Computer Centre, Aligarh Muslim University, Aligarh, using double precision arithmetic in order to
reduce the round-o errors to a minimum.
Acknowledgements
The authors would like to thank the referee for the valuable suggestions and comments.
References
[1] E.A. Al-Said, Cubic spline method for solving two point boundary-value problem, Korean J. Comput. Appl. Math.
5 (3) (1998) 759770.
[2] U.M. Ascher, R.M.M. Mattheij, R.D. Russell, Numerical Solution of Boundary Value Problems for Ordinary

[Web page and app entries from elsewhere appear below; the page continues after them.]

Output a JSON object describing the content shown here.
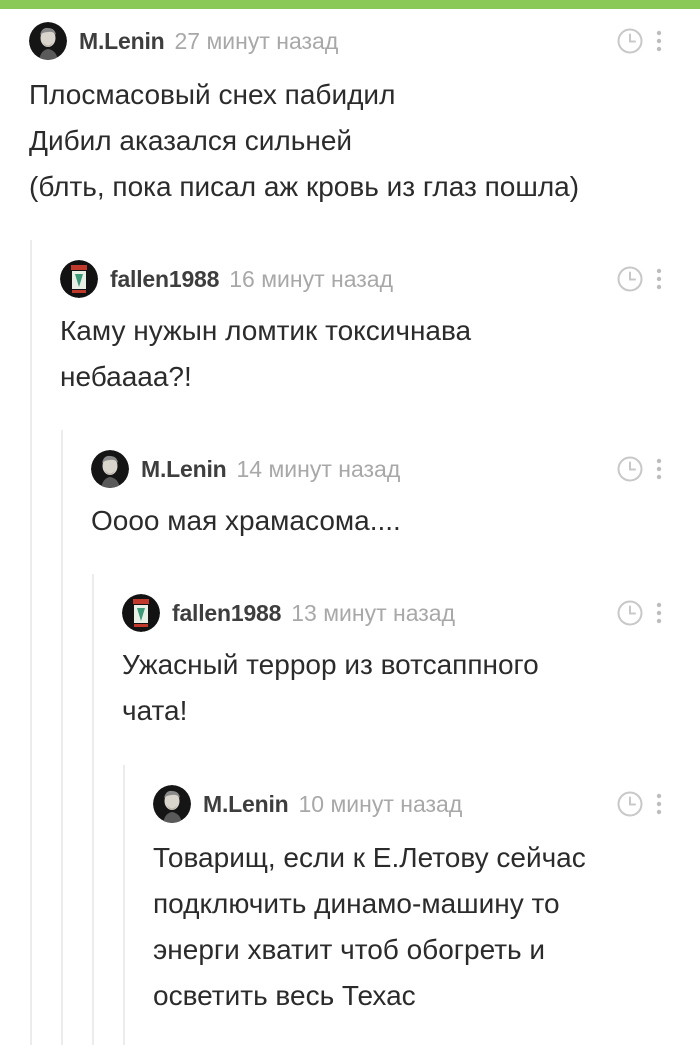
{
  "accent_color": "#8ac858",
  "comments": [
    {
      "username": "M.Lenin",
      "time": "27 минут назад",
      "avatar": "lenin-avatar",
      "lines": [
        "Плосмасовый снех пабидил",
        "Дибил аказался сильней",
        "(блть, пока писал аж кровь из глаз пошла)"
      ]
    },
    {
      "username": "fallen1988",
      "time": "16 минут назад",
      "avatar": "fallen-avatar",
      "lines": [
        "Каму нужын ломтик токсичнава",
        "небаааа?!"
      ]
    },
    {
      "username": "M.Lenin",
      "time": "14 минут назад",
      "avatar": "lenin-avatar",
      "lines": [
        "Оооо мая храмасома...."
      ]
    },
    {
      "username": "fallen1988",
      "time": "13 минут назад",
      "avatar": "fallen-avatar",
      "lines": [
        "Ужасный террор из вотсаппного",
        "чата!"
      ]
    },
    {
      "username": "M.Lenin",
      "time": "10 минут назад",
      "avatar": "lenin-avatar",
      "lines": [
        "Товарищ, если к Е.Летову сейчас",
        "подключить динамо-машину то",
        "энерги хватит чтоб обогреть и",
        "осветить весь Техас"
      ]
    }
  ]
}
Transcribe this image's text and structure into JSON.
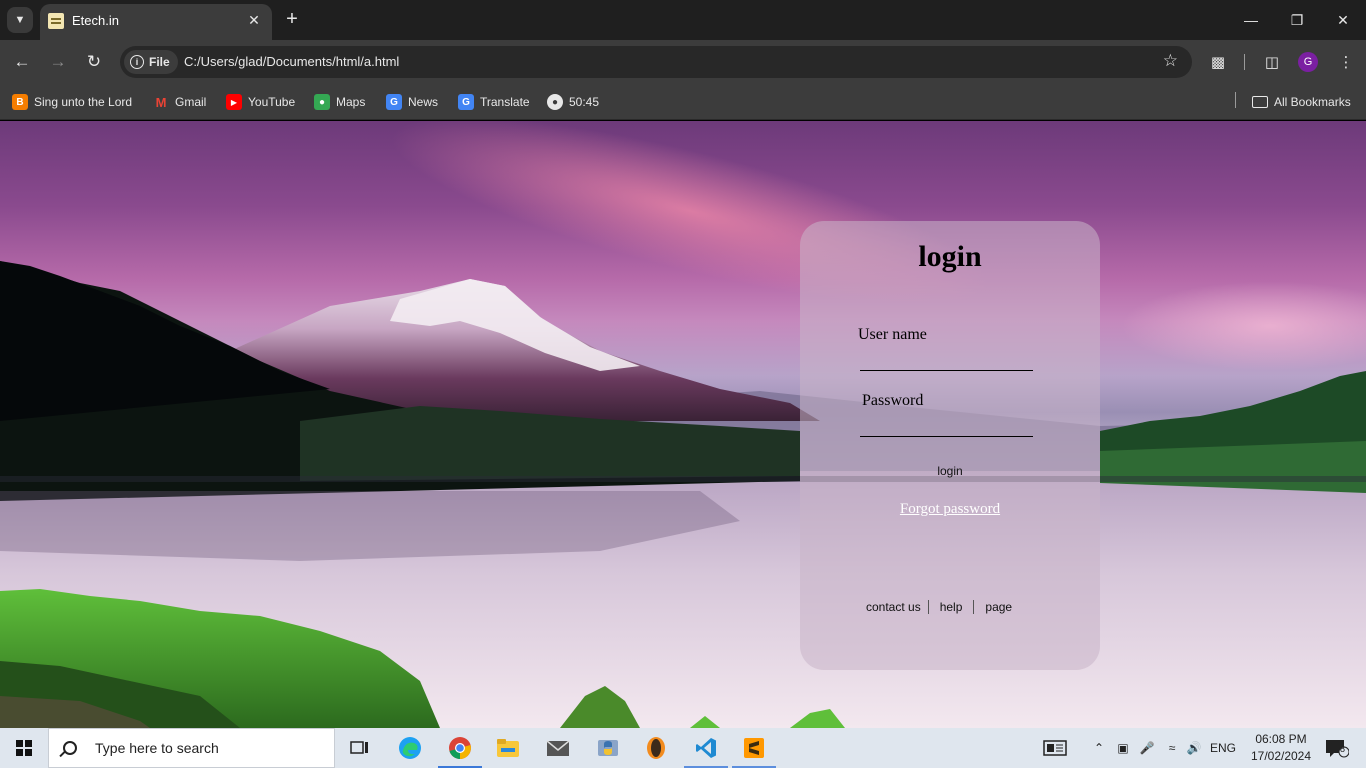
{
  "browser": {
    "tab": {
      "title": "Etech.in"
    },
    "omnibox": {
      "scheme_label": "File",
      "url": "C:/Users/glad/Documents/html/a.html"
    },
    "profile_initial": "G",
    "bookmarks": [
      {
        "label": "Sing unto the Lord",
        "icon": "blogger-icon",
        "color": "#f57d00"
      },
      {
        "label": "Gmail",
        "icon": "gmail-icon",
        "color": "#ea4335"
      },
      {
        "label": "YouTube",
        "icon": "youtube-icon",
        "color": "#ff0000"
      },
      {
        "label": "Maps",
        "icon": "maps-icon",
        "color": "#34a853"
      },
      {
        "label": "News",
        "icon": "news-icon",
        "color": "#4285f4"
      },
      {
        "label": "Translate",
        "icon": "translate-icon",
        "color": "#4285f4"
      },
      {
        "label": "50:45",
        "icon": "globe-icon",
        "color": "#e8e8e8"
      }
    ],
    "all_bookmarks_label": "All Bookmarks"
  },
  "page": {
    "login": {
      "title": "login",
      "username_label": "User name",
      "password_label": "Password",
      "login_button": "login",
      "forgot_link": "Forgot password",
      "footer_links": [
        "contact us",
        "help",
        "page"
      ]
    }
  },
  "taskbar": {
    "search_placeholder": "Type here to search",
    "apps": [
      "task-view",
      "edge",
      "chrome",
      "file-explorer",
      "mail",
      "python-idle",
      "fl-studio",
      "vscode",
      "sublime-text"
    ],
    "tray": {
      "language": "ENG",
      "time": "06:08 PM",
      "date": "17/02/2024",
      "notifications": "8"
    }
  },
  "colors": {
    "chrome_dark": "#1f1f1f",
    "chrome_toolbar": "#3c3c3c",
    "card_bg": "rgba(200,180,200,0.55)",
    "taskbar": "#dfe6ee"
  }
}
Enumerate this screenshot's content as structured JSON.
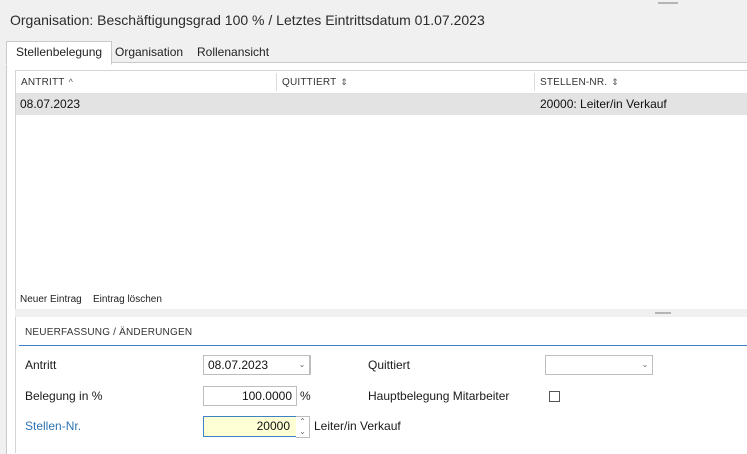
{
  "window": {
    "title": "Organisation: Beschäftigungsgrad 100 % / Letztes Eintrittsdatum 01.07.2023"
  },
  "tabs": [
    {
      "label": "Stellenbelegung",
      "active": true
    },
    {
      "label": "Organisation",
      "active": false
    },
    {
      "label": "Rollenansicht",
      "active": false
    }
  ],
  "grid": {
    "columns": [
      {
        "label": "ANTRITT",
        "sort_icon": "^"
      },
      {
        "label": "QUITTIERT",
        "sort_icon": "⇕"
      },
      {
        "label": "STELLEN-NR.",
        "sort_icon": "⇕"
      }
    ],
    "rows": [
      {
        "antritt": "08.07.2023",
        "quittiert": "",
        "stellen_nr": "20000: Leiter/in Verkauf"
      }
    ]
  },
  "toolbar": {
    "new_entry": "Neuer Eintrag",
    "delete_entry": "Eintrag löschen"
  },
  "form": {
    "section_title": "NEUERFASSUNG / ÄNDERUNGEN",
    "antritt": {
      "label": "Antritt",
      "value": "08.07.2023"
    },
    "quittiert": {
      "label": "Quittiert",
      "value": ""
    },
    "belegung": {
      "label": "Belegung in %",
      "value": "100.0000",
      "unit": "%"
    },
    "hauptbelegung": {
      "label": "Hauptbelegung Mitarbeiter",
      "checked": false
    },
    "stellen_nr": {
      "label": "Stellen-Nr.",
      "value": "20000",
      "description": "Leiter/in Verkauf"
    }
  },
  "icons": {
    "dropdown": "chevron-down-icon",
    "spin_up": "chevron-up-icon",
    "spin_down": "chevron-down-icon"
  },
  "colors": {
    "accent": "#3c82c8",
    "link_label": "#2e74b5",
    "selected_row": "#e3e3e3",
    "highlighted_input": "#ffffd6"
  }
}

dierential Equations, Prentice-Hall, Englewood Clis, NJ, 1988.
[3] A.K. Aziz, Numerical Solution of Two Point Boundary-Value Problem, Blaisdal, New York, 1975.
[4] W.G. Bickley, Piecewise cubic interpolation and two point boundary value problems, Comput. J. 11 (1968) 206208.
452 T. Aziz, A. Khan / Journal of Computational and Applied Mathematics 147 (2002) 445452
[5] E.P. Doolan, J.J.H. Miller, W.H.A. Schilders, Uniform Numerical Methods for Problems with Initial and Boundary
Layers, Boole Press, Dublin, Ireland, 1980.
[6] J.E. Flaherty, R.E. O Malley, The numerical solution of boundary-value-problems for sti dierential equations,
Math. Comput. 31 (1977) 6693.
[7] D.J. Fyfe, The use of cubic splines in the solution of two point boundary-value problems, Comput. J. 12 (1969)
188192.
[8] P. Henrici, Discrete Variable Methods in Ordinary Dierential Equations, Wiley, New York, 1962.
[9] M.K. Kadalbajoo, R.K. Bawa, Variable mesh dierence scheme for singularly-perturbed boundary-value problems
using splines, J. Optim. Theory Appl. 90 (2) (1996) 405416.
[10] M.K. Kadalbajoo, Y.N. Reddy, Asymptotic and numerical analysis of singular perturbation problems: A survey,
Appl. Math. Comput. 30 (1989) 223259.
[11] G. Micula, S. Micula, Hand Book of Splines, Kluwer Academic Publishers, Dordrecht, London, Boston, 1999.
[12] S. Natesan, N. Ramanujam, A Booster method for singular perturbation problems arising in chemical reactor theory,
Appl. Math. Comput. 100 (1999) 2748.
[13] P.M. Prenter, Splines and Variational Methods, Wiley, New York, 1975.
[14] H.G. Roos, M. Stynes, L. Tobiska, Numerical Methods for Singularly-Perturbed Dierential Equations, Springer,
New York, 1996.
[15] M. Stojanovic, Spline dierence methods for a singular perturbation problem, Appl. Numer. Math. 21 (3) (1996)
321333.
[16] O.A. Taiwo, D.J. Evans, On the solution of singularly-perturbed boundary-value problem by a Chebyshev method,
Int. J. Comput. Math. 71 (1999) 521529.